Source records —
=== Section Start ===

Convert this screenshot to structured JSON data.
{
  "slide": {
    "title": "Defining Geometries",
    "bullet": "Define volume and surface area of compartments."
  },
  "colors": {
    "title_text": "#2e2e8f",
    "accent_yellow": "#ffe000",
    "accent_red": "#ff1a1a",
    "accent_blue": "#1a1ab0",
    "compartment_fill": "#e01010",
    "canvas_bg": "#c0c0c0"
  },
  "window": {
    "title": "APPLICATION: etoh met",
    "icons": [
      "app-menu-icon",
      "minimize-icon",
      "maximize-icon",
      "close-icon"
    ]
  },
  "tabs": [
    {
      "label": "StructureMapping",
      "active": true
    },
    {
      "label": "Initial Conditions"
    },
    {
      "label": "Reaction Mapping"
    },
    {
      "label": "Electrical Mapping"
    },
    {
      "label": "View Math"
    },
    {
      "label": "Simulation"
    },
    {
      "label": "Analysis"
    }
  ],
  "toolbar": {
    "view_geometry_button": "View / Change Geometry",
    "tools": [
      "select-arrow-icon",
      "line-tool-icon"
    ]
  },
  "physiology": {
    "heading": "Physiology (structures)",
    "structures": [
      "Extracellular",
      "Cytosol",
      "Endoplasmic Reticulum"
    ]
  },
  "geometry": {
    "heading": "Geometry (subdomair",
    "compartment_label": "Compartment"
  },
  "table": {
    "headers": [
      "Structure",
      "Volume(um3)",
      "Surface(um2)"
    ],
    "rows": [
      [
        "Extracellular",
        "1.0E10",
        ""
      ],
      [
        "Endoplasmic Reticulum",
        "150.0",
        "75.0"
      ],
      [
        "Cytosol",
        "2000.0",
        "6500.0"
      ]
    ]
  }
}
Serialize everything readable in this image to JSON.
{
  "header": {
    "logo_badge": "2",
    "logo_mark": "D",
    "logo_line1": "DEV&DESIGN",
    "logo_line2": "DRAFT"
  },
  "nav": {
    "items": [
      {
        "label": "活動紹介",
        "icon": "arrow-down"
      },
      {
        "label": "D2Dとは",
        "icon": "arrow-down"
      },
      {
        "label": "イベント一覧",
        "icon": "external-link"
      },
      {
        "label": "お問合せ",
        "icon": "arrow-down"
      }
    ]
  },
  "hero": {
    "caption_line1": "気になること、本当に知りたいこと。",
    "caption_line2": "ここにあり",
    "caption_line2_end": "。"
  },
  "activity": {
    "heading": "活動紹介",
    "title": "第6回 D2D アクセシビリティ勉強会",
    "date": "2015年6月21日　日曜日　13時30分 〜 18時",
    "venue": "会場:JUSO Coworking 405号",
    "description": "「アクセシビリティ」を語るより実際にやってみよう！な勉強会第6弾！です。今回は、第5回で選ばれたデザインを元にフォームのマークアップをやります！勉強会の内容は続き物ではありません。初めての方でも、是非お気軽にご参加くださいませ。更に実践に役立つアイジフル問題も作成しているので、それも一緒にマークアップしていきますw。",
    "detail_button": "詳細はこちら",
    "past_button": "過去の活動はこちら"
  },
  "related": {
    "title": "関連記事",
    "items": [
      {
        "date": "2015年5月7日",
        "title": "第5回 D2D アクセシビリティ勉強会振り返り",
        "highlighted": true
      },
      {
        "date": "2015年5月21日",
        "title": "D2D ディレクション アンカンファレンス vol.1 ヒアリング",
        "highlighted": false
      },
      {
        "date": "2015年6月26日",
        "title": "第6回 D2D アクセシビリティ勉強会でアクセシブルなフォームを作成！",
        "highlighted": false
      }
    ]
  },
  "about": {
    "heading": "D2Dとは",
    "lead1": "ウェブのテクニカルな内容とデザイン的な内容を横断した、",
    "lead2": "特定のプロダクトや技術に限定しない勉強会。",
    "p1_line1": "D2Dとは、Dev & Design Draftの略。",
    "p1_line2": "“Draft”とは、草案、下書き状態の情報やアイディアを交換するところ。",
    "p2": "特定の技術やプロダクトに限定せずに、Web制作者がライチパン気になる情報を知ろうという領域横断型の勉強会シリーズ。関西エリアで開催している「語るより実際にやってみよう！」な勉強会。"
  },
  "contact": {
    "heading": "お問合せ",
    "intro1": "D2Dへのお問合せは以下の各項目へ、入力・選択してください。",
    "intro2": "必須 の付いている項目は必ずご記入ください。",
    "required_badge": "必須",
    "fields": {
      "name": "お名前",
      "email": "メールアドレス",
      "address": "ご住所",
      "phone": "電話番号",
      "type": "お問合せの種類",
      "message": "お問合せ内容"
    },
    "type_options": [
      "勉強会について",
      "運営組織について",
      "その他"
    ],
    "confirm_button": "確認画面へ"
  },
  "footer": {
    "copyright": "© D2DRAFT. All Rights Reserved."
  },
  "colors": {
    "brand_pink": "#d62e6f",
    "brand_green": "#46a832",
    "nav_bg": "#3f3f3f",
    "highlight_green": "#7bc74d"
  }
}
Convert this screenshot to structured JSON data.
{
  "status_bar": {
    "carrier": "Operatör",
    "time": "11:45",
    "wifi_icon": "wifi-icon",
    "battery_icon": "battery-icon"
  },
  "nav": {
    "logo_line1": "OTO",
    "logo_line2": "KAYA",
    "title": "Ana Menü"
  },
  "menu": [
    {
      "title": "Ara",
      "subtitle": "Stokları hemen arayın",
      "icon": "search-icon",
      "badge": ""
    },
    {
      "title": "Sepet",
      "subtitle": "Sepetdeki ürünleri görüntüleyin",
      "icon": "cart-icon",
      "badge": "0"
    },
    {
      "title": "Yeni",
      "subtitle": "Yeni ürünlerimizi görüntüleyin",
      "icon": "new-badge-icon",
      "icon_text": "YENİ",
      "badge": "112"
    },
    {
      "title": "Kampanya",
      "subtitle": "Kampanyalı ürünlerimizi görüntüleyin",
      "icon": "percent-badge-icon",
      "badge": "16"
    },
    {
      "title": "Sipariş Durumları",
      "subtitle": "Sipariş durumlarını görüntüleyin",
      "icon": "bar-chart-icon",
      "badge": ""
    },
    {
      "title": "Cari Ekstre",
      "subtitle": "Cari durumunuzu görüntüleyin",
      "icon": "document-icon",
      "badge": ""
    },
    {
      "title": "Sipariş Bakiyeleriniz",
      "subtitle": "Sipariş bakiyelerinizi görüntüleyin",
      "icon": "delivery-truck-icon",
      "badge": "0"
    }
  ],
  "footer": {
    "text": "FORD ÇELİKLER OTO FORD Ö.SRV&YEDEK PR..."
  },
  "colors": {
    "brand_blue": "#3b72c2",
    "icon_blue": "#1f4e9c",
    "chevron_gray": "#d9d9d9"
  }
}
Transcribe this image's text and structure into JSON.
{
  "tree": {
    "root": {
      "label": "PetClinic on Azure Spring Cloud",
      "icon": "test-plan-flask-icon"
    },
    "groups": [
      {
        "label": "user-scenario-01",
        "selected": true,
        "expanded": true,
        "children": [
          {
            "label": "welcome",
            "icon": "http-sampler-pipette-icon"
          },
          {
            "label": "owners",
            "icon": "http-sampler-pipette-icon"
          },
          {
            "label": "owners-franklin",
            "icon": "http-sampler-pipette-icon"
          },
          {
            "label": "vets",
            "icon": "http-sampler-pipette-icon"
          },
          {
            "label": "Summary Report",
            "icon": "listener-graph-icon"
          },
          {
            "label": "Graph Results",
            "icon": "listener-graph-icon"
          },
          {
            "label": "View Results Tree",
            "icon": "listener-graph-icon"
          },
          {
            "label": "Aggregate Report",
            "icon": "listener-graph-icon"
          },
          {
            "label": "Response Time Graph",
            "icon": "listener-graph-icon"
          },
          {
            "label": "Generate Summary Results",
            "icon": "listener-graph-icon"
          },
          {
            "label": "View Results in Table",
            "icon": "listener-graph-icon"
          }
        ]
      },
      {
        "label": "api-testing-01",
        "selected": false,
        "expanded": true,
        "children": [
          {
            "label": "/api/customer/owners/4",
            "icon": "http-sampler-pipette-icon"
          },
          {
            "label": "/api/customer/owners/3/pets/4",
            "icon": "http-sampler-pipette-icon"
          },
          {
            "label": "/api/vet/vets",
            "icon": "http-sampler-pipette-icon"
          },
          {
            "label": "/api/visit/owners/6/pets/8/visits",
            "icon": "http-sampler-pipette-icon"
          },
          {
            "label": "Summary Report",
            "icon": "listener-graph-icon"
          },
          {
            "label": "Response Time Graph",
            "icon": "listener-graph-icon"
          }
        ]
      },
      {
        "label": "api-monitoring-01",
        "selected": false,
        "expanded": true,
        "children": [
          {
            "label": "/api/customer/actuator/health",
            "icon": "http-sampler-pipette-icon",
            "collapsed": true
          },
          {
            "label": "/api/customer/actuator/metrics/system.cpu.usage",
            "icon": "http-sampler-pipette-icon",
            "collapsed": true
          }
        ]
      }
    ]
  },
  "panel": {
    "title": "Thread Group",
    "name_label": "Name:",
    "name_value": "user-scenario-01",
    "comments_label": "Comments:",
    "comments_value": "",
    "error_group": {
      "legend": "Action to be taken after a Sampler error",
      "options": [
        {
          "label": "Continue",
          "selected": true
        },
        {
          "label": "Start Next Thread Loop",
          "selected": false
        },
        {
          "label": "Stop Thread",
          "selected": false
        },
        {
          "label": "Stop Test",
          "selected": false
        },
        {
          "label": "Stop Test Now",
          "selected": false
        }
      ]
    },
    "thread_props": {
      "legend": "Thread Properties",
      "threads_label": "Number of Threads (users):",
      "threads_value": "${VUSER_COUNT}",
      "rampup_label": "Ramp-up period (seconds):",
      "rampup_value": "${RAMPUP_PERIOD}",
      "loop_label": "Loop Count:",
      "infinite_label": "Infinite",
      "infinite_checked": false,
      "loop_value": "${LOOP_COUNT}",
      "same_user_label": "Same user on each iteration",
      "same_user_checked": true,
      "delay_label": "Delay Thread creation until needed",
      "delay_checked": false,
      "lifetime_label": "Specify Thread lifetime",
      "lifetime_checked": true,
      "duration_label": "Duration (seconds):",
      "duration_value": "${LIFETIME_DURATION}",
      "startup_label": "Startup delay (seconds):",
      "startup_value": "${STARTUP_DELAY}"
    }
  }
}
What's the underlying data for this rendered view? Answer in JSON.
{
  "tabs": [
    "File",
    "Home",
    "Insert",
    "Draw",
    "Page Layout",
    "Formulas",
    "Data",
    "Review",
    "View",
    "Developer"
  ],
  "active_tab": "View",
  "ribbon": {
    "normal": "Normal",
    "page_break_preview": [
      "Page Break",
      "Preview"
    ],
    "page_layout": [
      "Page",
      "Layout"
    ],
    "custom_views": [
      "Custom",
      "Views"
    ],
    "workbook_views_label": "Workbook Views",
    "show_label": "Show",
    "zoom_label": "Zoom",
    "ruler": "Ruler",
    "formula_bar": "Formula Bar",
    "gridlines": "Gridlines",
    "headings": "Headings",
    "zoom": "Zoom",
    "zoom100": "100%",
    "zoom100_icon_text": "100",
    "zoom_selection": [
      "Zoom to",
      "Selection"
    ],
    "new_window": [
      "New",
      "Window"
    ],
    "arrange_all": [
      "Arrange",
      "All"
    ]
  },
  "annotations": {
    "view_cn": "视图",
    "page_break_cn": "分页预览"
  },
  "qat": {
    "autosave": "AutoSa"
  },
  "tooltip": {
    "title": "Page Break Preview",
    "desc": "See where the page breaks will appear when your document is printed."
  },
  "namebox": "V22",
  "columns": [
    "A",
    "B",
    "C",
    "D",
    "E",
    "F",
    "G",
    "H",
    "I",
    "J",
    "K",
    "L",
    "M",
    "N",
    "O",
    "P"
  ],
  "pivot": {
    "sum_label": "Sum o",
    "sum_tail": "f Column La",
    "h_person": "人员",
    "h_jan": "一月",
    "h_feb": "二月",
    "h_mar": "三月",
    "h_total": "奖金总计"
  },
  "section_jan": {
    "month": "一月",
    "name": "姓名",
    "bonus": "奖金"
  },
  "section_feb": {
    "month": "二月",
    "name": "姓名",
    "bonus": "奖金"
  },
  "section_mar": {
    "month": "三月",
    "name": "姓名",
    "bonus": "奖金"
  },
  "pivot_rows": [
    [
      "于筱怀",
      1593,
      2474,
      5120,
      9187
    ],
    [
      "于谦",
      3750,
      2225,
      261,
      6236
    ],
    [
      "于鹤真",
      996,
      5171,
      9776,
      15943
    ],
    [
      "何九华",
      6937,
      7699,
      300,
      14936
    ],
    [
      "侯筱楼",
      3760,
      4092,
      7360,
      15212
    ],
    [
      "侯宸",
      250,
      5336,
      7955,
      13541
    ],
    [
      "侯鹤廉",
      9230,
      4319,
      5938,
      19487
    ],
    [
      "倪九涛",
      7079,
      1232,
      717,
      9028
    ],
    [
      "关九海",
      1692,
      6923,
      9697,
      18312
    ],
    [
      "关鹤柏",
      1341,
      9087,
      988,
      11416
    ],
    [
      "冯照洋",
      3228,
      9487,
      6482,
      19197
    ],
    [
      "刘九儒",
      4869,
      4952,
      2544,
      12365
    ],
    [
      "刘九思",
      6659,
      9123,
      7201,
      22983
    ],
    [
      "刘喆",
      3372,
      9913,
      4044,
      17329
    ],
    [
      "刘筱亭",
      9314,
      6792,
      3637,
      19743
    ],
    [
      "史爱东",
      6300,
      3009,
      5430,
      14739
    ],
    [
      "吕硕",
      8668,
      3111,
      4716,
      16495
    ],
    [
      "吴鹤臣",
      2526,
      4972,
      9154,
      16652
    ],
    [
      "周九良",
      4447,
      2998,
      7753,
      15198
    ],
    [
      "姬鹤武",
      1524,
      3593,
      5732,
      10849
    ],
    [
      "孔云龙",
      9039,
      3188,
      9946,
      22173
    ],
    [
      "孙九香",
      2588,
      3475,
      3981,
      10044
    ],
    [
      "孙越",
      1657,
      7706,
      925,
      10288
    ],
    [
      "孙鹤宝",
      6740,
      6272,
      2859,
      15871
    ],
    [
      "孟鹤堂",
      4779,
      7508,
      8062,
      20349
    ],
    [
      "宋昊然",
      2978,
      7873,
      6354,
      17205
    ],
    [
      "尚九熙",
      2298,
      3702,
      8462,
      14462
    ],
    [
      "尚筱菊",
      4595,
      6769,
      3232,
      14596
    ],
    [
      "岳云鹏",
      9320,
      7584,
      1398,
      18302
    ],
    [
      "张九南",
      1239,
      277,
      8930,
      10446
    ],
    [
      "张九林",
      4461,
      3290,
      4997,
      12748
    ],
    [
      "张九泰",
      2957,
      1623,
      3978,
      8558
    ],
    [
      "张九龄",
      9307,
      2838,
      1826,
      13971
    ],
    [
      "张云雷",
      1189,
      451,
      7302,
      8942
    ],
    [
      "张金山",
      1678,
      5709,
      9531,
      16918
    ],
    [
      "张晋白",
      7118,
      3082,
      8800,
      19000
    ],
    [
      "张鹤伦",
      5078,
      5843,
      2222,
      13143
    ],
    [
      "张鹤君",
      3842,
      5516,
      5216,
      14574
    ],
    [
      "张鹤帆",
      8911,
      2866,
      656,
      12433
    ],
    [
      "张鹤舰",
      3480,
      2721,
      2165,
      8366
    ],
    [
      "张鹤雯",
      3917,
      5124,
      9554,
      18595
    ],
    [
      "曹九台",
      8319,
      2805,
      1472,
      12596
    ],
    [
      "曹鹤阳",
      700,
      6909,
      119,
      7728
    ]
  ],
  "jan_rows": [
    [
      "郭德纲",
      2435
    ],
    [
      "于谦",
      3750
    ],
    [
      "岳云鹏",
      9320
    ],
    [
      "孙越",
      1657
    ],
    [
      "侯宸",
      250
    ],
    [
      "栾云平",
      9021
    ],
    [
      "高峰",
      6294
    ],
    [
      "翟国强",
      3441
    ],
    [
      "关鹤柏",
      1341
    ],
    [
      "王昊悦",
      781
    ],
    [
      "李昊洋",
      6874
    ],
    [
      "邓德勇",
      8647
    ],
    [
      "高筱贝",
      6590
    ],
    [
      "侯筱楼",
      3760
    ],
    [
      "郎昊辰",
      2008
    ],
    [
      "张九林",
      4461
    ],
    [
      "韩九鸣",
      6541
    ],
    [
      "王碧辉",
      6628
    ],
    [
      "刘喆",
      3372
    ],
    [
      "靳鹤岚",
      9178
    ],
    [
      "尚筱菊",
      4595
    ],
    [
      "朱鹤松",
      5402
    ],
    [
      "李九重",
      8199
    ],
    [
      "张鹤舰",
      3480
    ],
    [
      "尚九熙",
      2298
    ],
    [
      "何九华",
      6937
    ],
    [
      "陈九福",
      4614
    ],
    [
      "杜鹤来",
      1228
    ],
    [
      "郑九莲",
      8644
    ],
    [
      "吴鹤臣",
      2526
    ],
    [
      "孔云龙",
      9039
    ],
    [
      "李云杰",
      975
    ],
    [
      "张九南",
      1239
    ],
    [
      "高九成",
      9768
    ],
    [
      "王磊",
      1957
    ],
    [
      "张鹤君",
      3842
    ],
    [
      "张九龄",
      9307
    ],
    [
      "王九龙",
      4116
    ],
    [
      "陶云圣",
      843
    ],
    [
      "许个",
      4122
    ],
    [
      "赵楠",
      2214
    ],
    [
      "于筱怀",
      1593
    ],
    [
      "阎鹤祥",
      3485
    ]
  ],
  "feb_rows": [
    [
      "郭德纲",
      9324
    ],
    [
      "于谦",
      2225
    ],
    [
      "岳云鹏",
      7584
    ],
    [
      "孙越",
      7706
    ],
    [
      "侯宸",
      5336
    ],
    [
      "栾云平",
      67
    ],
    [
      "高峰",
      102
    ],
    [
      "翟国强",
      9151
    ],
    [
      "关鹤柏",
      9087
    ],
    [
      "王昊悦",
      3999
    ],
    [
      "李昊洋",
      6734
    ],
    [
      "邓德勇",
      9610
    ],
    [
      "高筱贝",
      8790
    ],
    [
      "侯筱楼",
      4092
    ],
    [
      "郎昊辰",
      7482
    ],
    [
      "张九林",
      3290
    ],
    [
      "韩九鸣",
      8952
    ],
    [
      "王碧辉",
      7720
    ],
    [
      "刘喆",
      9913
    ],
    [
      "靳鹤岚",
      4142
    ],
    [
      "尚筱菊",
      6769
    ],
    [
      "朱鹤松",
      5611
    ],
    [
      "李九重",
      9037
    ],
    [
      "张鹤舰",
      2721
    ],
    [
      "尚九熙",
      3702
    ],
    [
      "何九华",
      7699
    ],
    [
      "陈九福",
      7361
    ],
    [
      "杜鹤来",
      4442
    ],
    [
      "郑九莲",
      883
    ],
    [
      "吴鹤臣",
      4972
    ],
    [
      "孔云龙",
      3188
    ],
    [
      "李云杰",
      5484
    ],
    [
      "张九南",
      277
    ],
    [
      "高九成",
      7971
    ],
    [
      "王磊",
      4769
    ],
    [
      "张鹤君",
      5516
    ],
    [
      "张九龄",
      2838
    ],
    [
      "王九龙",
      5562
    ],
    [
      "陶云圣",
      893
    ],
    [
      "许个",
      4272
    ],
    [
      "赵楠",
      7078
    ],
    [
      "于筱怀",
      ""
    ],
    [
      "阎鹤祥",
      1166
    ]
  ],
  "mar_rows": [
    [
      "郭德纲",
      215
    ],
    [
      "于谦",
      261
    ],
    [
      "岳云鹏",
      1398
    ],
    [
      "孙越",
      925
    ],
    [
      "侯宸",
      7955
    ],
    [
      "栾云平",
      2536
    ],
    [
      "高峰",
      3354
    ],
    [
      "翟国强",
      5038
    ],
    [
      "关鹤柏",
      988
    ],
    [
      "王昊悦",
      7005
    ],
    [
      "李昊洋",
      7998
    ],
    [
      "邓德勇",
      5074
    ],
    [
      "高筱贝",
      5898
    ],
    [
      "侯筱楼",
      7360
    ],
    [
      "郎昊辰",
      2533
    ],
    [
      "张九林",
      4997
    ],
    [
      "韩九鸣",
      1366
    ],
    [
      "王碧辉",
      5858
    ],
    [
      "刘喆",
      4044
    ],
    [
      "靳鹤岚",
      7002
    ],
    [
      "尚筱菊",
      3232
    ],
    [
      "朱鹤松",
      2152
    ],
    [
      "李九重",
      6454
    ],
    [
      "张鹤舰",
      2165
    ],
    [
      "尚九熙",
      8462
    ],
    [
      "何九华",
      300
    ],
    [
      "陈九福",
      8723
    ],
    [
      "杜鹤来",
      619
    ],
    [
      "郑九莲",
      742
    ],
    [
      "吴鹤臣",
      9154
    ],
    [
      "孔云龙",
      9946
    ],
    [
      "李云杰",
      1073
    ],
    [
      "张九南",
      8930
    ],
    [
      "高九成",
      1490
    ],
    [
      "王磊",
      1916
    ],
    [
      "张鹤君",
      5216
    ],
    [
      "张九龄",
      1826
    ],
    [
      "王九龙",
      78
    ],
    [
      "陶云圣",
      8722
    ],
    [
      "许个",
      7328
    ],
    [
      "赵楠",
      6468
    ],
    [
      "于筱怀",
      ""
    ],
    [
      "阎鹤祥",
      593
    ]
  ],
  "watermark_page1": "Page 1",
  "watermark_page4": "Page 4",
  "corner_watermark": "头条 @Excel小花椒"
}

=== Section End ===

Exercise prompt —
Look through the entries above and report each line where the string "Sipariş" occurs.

Output for this task —
      "title": "Sipariş Durumları",
      "subtitle": "Sipariş durumlarını görüntüleyin",
      "title": "Sipariş Bakiyeleriniz",
      "subtitle": "Sipariş bakiyelerinizi görüntüleyin",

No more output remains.